Coordinated spending involves NRA’s support for seven federal candidates, including up to $25 million in illegal contributions to the Trump campaign in 2016
WASHINGTON – Today, Campaign Legal Center Action (CLC Action) filed suit on behalf of Giffords against the Federal Election Commission (FEC) for failing to announce any action against the National Rifle Association (NRA) for using shell corporations to coordinate campaign spending with seven federal candidates spanning three election cycles from 2014-2018. The lawsuit was filed two days before President Trump addresses the NRA’s annual convention for the third year in a row – the only time in American history a president has done so.
The NRA’s complicated scheme had the effect of evading campaign contribution limits and shielding millions of dollars of political spending – including up to $25 million coordinated with Donald Trump’s presidential campaign – from public scrutiny. The Trace first reported on the NRA's scheme.
Campaign Legal Center (CLC) and Giffords filed four complaints with the FEC to address these violations. The FEC is the independent regulatory agency tasked with enforcing campaign finance laws in federal elections, the agency routinely deadlocks and fails to reach the required four votes necessary to open an investigation. Today, Giffords is asserting its right of action in the U.S. District Court for the District of Columbia after the 120-day period expired in which the FEC was legally required to respond.
“Our elections are awash in secret cash, and the federal agency charged with enforcing our nation’s election laws is asleep on the job,” said Trevor Potter, president of CLC, and a former Republican Chairman of the FEC. “Campaign finance laws are supposed to limit the influence of money in our politics. For our system to function properly, the FEC needs to enforce the laws that preserve the independence of campaigns and limit the influence of well-funded special interests.”
“When the FEC doesn’t do its job, groups like the NRA are able to get around the rules designed to limit the influence of money on our democracy,” said Brendan Fischer, director, federal reform at CLC. “The FEC’s failure to enforce the law sends a message to wealthy special interests that they can push the legal envelope and get away with it.”
“The FEC is supposed to be the nation’s election watchdog, but in this case it didn’t bite, bark, or even whimper,” said Adam Skaggs, Chief Counsel, Giffords Law Center. “Instead, it turned a blind eye while the NRA’s leadership made clear it’s more interested in handing bags of cash to candidates who will carry its water than following American laws or looking out for the interests of gun owners. In a desperate attempt to hold onto power and influence, NRA executives have flagrantly ignored our campaign finance laws and undermined the integrity of our election system. The FEC must bring illegal campaign conduct into the light of day and we are proud to join with CLC in calling on it to uphold the laws that protect the legitimacy of our democracy.”
Watch our video, which explains the underlying story behind the NRA's scheme.

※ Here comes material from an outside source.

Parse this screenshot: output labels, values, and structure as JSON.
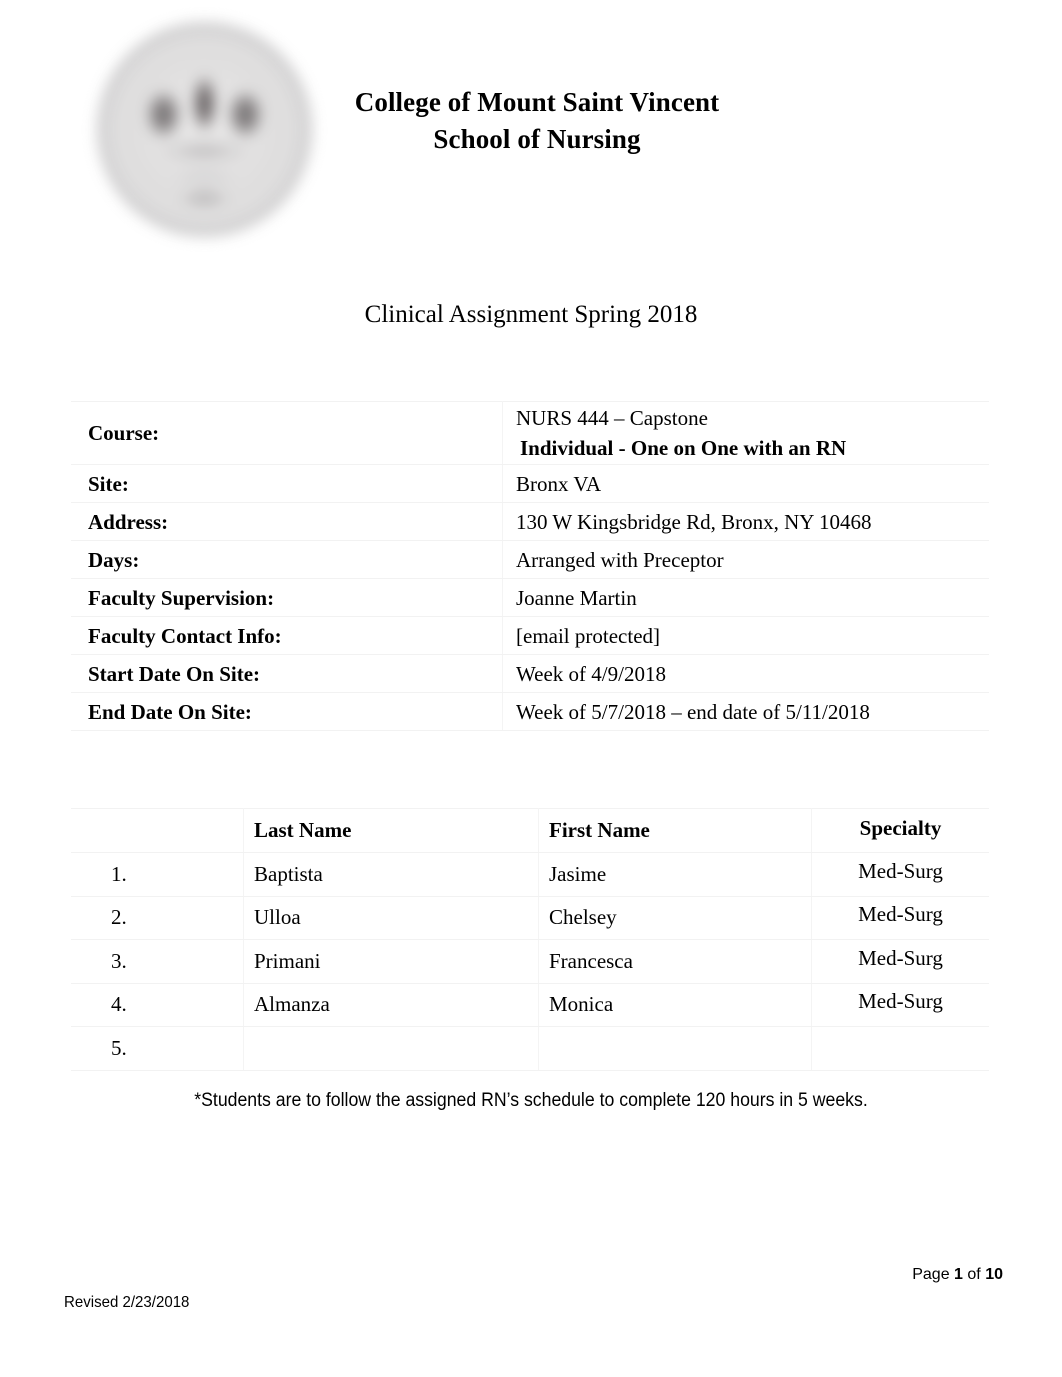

Campaign finance law allows outside groups like the NRA to make unlimited expenditures supporting candidates only if the expenditures are completely independent of those candidates. To protect this independence, the FEC has rules prohibiting coordination between outside groups and campaigns, which include restrictions on how a vendor may work for both a candidate and an outside group supporting that candidate. Otherwise, the common vendor can act as a conduit to funnel strategic information to the outside group, and then that group’s expenditures are no longer independent.
The lawsuit implicates the NRA’s spending in support of the following seven candidates:
- Matt Rosendale (2018 campaign for U.S. Senate in Montana)
- Josh Hawley (2018 campaign for U.S. Senate in Missouri)
- Donald Trump (2016 campaign for President of the United States)
- Ron Johnson (2016 campaign for U.S. Senate in Wisconsin)
- Thom Tillis (2014 campaign for U.S. Senate in North Carolina)
- Cory Gardner (2014 campaign for U.S. Senate in Colorado)
- Tom Cotton (2014 campaign for U.S. Senate in Arkansas)